In a different vein, Richard Lieberman, a spokesman for the National Assn. of School Psychologists who also heads a suicide prevention program for the Los Angeles Unified School District, said teachers should try to encourage younger students to use artwork or puppets to express their feelings. Older students should be able to watch television coverage of the anniversary and learn lessons of history, politics, war, terrorism—as well as personal loss or fear.
At Sylmar High School, library media teacher Marc McPhee drafted a memo this week outlining Internet and library resources and showing how lessons might fit with California standards in language arts and social sciences.
"I think most of our teachers will find a way to address the subject," McPhee said. "But in the age of the Internet, it will really come from people looking at what other teachers are doing and choosing what works for them individually."
Some students say they understand the need to commemorate the day but don't wish to dwell on the details of the attacks. At Culver City High, the student government will hand out yellow ribbons, and a school club, the Student Intercultural Advisory Committee, will dedicate a new "Peace Garden." Julie Odano, a junior who helped put the garden together, said she sees the day as an opportunity to "focus on people coming together in the future."
"I know my U.S. history teacher is probably going to talk about it, and I understand that," said Odano, 16. "But I hope it's going to be a regular academic day. We've heard so much about 9/11. We have to move on, to talk about peace. We don't want people to relive that day and be upset all over again."
A Culver senior, Jenny Roth, said the student government had discussed how to approach the day. "Pretty much the school vibe was that we, as students, should do something," said Roth, 17. "It was an important date on our lives. At the same time, we don't want to dwell on it, to look at it as a negative event."
Teachers said they want to be scrupulously even-handed in dealing with the event, as a matter of good teaching.
At San Clemente High School, the students of one European history teacher, Kathleen Sigafoos, will analyze newspapers from a day after, a month after and a year after the attacks for a lesson on how perspectives change over time.

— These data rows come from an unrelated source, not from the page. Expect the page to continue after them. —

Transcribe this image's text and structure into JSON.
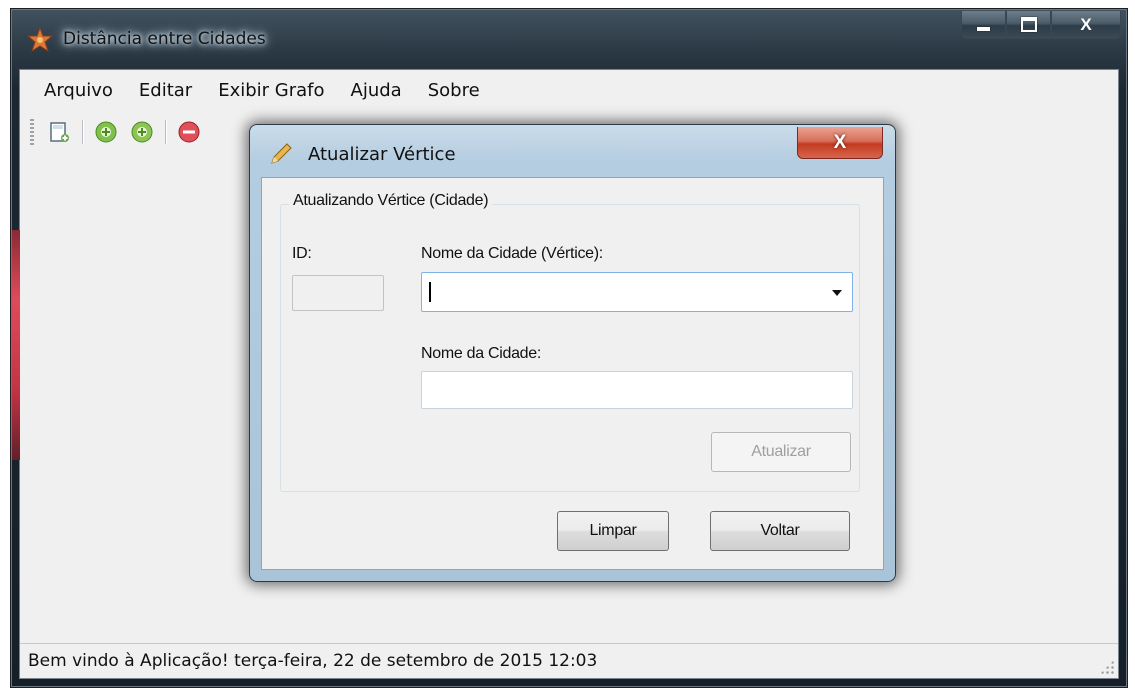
{
  "window": {
    "title": "Distância entre Cidades",
    "icon": "app-star-icon",
    "controls": {
      "minimize": "minimize-icon",
      "maximize": "maximize-icon",
      "close": "X"
    }
  },
  "menu": {
    "items": [
      {
        "label": "Arquivo"
      },
      {
        "label": "Editar"
      },
      {
        "label": "Exibir Grafo"
      },
      {
        "label": "Ajuda"
      },
      {
        "label": "Sobre"
      }
    ]
  },
  "toolbar": {
    "buttons": [
      {
        "icon": "new-document-icon"
      },
      {
        "icon": "add-green-icon"
      },
      {
        "icon": "add-green-alt-icon"
      },
      {
        "icon": "remove-red-icon"
      }
    ]
  },
  "dialog": {
    "title": "Atualizar Vértice",
    "icon": "pencil-icon",
    "close_label": "X",
    "group_title": "Atualizando Vértice (Cidade)",
    "id_label": "ID:",
    "id_value": "",
    "combo_label": "Nome da Cidade (Vértice):",
    "combo_value": "",
    "name_label": "Nome da Cidade:",
    "name_value": "",
    "update_button": "Atualizar",
    "clear_button": "Limpar",
    "back_button": "Voltar"
  },
  "status": {
    "text": "Bem vindo à Aplicação!  terça-feira, 22 de setembro de 2015  12:03"
  },
  "colors": {
    "accent_focus": "#7eb4ea",
    "close_red": "#c23b22"
  }
}
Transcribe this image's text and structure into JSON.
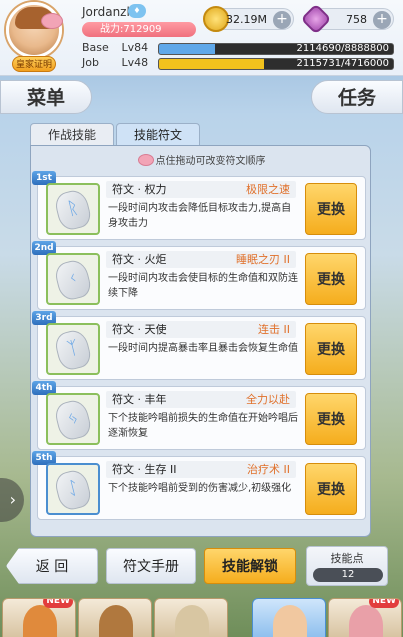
{
  "player": {
    "name": "Jordanzl",
    "power": "战力:712909",
    "badge": "皇家证明",
    "base": {
      "label": "Base",
      "level": "Lv84",
      "exp": "2114690/8888800",
      "progress": 0.238
    },
    "job": {
      "label": "Job",
      "level": "Lv48",
      "exp": "2115731/4716000",
      "progress": 0.449
    }
  },
  "currency": {
    "zeny": {
      "amount": "32.19M",
      "icon": "zeny-coin-icon"
    },
    "gems": {
      "amount": "758",
      "icon": "gem-icon"
    }
  },
  "nav": {
    "menu": "菜单",
    "task": "任务"
  },
  "tabs": {
    "combat": "作战技能",
    "runes": "技能符文"
  },
  "hint": "点住拖动可改变符文顺序",
  "runes": [
    {
      "rank": "1st",
      "name": "符文 · 权力",
      "skill": "极限之速",
      "desc": "一段时间内攻击会降低目标攻击力,提高自身攻击力",
      "button": "更换",
      "glyph": "ᚱ"
    },
    {
      "rank": "2nd",
      "name": "符文 · 火炬",
      "skill": "睡眠之刃 II",
      "desc": "一段时间内攻击会使目标的生命值和双防连续下降",
      "button": "更换",
      "glyph": "ᚲ"
    },
    {
      "rank": "3rd",
      "name": "符文 · 天使",
      "skill": "连击 II",
      "desc": "一段时间内提高暴击率且暴击会恢复生命值",
      "button": "更换",
      "glyph": "ᛉ"
    },
    {
      "rank": "4th",
      "name": "符文 · 丰年",
      "skill": "全力以赴",
      "desc": "下个技能吟唱前损失的生命值在开始吟唱后逐渐恢复",
      "button": "更换",
      "glyph": "ᛃ"
    },
    {
      "rank": "5th",
      "name": "符文 · 生存 II",
      "skill": "治疗术 II",
      "desc": "下个技能吟唱前受到的伤害减少,初级强化",
      "button": "更换",
      "glyph": "ᛇ"
    }
  ],
  "bottom": {
    "back": "返 回",
    "manual": "符文手册",
    "unlock": "技能解锁",
    "skill_points_label": "技能点",
    "skill_points_value": "12"
  },
  "new_badge": "NEW",
  "colors": {
    "accent": "#f5ad1d",
    "skill_name": "#e0702a",
    "base_bar": "#5fa8ea",
    "job_bar": "#f2c21d"
  }
}
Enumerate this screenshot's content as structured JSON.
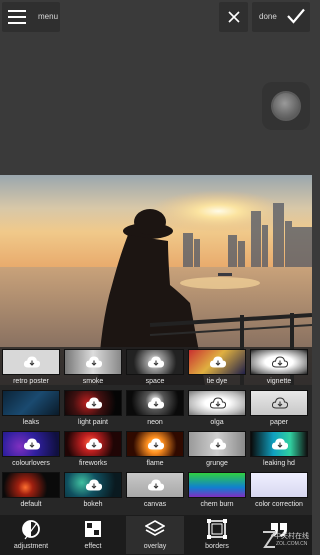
{
  "topbar": {
    "menu_label": "menu",
    "done_label": "done"
  },
  "tiles": [
    {
      "name": "retro poster",
      "cloud": true
    },
    {
      "name": "smoke",
      "cloud": true
    },
    {
      "name": "space",
      "cloud": true
    },
    {
      "name": "tie dye",
      "cloud": true
    },
    {
      "name": "vignette",
      "cloud": true
    },
    {
      "name": "leaks",
      "cloud": false
    },
    {
      "name": "light paint",
      "cloud": true
    },
    {
      "name": "neon",
      "cloud": true
    },
    {
      "name": "olga",
      "cloud": true
    },
    {
      "name": "paper",
      "cloud": true
    },
    {
      "name": "colourlovers",
      "cloud": true
    },
    {
      "name": "fireworks",
      "cloud": true
    },
    {
      "name": "flame",
      "cloud": true
    },
    {
      "name": "grunge",
      "cloud": true
    },
    {
      "name": "leaking hd",
      "cloud": true
    },
    {
      "name": "default",
      "cloud": false
    },
    {
      "name": "bokeh",
      "cloud": true
    },
    {
      "name": "canvas",
      "cloud": true
    },
    {
      "name": "chem burn",
      "cloud": false
    },
    {
      "name": "color correction",
      "cloud": false
    }
  ],
  "bottombar": [
    {
      "label": "adjustment",
      "icon": "adjustment-icon"
    },
    {
      "label": "effect",
      "icon": "effect-icon"
    },
    {
      "label": "overlay",
      "icon": "overlay-icon"
    },
    {
      "label": "borders",
      "icon": "borders-icon"
    },
    {
      "label": "stylize",
      "icon": "stylize-icon"
    }
  ],
  "watermark": {
    "line1": "中关村在线",
    "line2": "ZOL.COM.CN"
  },
  "colors": {
    "background": "#3a3a3a",
    "panel": "#222222",
    "accent": "#ffffff"
  }
}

Chris Bryant, a teacher at Detroit City High School in Michigan, said teachers should blame terrorist groups, but they should also address America's faults.
"If a student asked me why anyone would attack the U.S., I would tell them that, overseas, we do have an image of being arrogant and ignorant," he said.
"A lot of the time, we are shielded to what many other groups of people think about us," Bryant said.
A San Clemente High teacher, Rickie Lundgren, will have her students write about the heroes of Sept. 11—either someone who died that day or someone whose actions after the event earned that title.
"I'm not trying to just make them feel sad all over again, but I want them to get more personally involved and active in it," Lundgren said. "Students need to get a real sense that the event touched all of us."
They will also discuss world religions and their role in the event, along with people's changed tolerance and perceptions of different cultures.
At Chandler Elementary School in Van Nuys, fifth-grade teacher Robert Garrett gave his 31 students a homework assignment: to write a speech on the meaning of Sept. 11. The author of the strongest submission will be asked to recite it at a school ceremony on Wednesday.
Before the speech, each class will help put together a banner that will extend around the school perimeter. On it, students will write what America means to them.
"I think young people really should just see the good in humanity and see how people were able to pull together," Garrett said. After the attacks, he posted across the top of a classroom bulletin board the slogan, "United We Stand and Divided We Fall."
"It will probably stay like that," Garrett said, "forever."
Times staff writer Claire Luna contributed to this report.